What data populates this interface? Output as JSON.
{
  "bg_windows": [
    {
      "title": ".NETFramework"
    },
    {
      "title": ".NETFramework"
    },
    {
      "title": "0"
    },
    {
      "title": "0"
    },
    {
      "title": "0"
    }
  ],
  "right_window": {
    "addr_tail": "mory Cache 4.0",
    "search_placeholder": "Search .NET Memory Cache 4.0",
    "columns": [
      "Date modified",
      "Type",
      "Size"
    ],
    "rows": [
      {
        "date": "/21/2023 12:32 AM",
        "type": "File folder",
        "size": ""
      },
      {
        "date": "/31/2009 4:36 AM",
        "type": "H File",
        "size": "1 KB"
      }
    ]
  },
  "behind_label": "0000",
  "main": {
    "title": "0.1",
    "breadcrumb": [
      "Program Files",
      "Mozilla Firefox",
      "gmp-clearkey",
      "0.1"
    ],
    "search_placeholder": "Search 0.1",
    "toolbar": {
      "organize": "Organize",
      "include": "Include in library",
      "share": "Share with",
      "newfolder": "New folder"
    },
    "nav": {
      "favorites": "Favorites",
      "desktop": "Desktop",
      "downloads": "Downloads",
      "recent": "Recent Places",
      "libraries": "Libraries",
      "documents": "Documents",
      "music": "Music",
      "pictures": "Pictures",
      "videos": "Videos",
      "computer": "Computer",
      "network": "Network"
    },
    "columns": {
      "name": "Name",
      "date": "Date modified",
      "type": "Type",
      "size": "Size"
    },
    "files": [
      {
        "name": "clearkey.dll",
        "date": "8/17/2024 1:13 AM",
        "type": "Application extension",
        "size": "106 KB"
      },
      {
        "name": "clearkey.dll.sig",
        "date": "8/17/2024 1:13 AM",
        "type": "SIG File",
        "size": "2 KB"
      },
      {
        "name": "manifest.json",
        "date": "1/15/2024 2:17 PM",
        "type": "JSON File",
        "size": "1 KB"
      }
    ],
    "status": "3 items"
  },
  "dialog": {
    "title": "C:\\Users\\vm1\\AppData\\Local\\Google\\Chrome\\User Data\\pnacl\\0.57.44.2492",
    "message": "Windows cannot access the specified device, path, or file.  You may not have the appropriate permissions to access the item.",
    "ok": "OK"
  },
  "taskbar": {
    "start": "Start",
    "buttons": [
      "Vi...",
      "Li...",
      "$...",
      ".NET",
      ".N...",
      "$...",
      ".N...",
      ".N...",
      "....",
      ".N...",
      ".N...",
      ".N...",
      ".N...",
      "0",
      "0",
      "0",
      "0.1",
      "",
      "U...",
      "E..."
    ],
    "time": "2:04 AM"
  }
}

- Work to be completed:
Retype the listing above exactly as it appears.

- Exercise answer:
What data populates this interface? Output as JSON.
{
  "bg_windows": [
    {
      "title": ".NETFramework"
    },
    {
      "title": ".NETFramework"
    },
    {
      "title": "0"
    },
    {
      "title": "0"
    },
    {
      "title": "0"
    }
  ],
  "right_window": {
    "addr_tail": "mory Cache 4.0",
    "search_placeholder": "Search .NET Memory Cache 4.0",
    "columns": [
      "Date modified",
      "Type",
      "Size"
    ],
    "rows": [
      {
        "date": "/21/2023 12:32 AM",
        "type": "File folder",
        "size": ""
      },
      {
        "date": "/31/2009 4:36 AM",
        "type": "H File",
        "size": "1 KB"
      }
    ]
  },
  "behind_label": "0000",
  "main": {
    "title": "0.1",
    "breadcrumb": [
      "Program Files",
      "Mozilla Firefox",
      "gmp-clearkey",
      "0.1"
    ],
    "search_placeholder": "Search 0.1",
    "toolbar": {
      "organize": "Organize",
      "include": "Include in library",
      "share": "Share with",
      "newfolder": "New folder"
    },
    "nav": {
      "favorites": "Favorites",
      "desktop": "Desktop",
      "downloads": "Downloads",
      "recent": "Recent Places",
      "libraries": "Libraries",
      "documents": "Documents",
      "music": "Music",
      "pictures": "Pictures",
      "videos": "Videos",
      "computer": "Computer",
      "network": "Network"
    },
    "columns": {
      "name": "Name",
      "date": "Date modified",
      "type": "Type",
      "size": "Size"
    },
    "files": [
      {
        "name": "clearkey.dll",
        "date": "8/17/2024 1:13 AM",
        "type": "Application extension",
        "size": "106 KB"
      },
      {
        "name": "clearkey.dll.sig",
        "date": "8/17/2024 1:13 AM",
        "type": "SIG File",
        "size": "2 KB"
      },
      {
        "name": "manifest.json",
        "date": "1/15/2024 2:17 PM",
        "type": "JSON File",
        "size": "1 KB"
      }
    ],
    "status": "3 items"
  },
  "dialog": {
    "title": "C:\\Users\\vm1\\AppData\\Local\\Google\\Chrome\\User Data\\pnacl\\0.57.44.2492",
    "message": "Windows cannot access the specified device, path, or file.  You may not have the appropriate permissions to access the item.",
    "ok": "OK"
  },
  "taskbar": {
    "start": "Start",
    "buttons": [
      "Vi...",
      "Li...",
      "$...",
      ".NET",
      ".N...",
      "$...",
      ".N...",
      ".N...",
      "....",
      ".N...",
      ".N...",
      ".N...",
      ".N...",
      "0",
      "0",
      "0",
      "0.1",
      "",
      "U...",
      "E..."
    ],
    "time": "2:04 AM"
  }
}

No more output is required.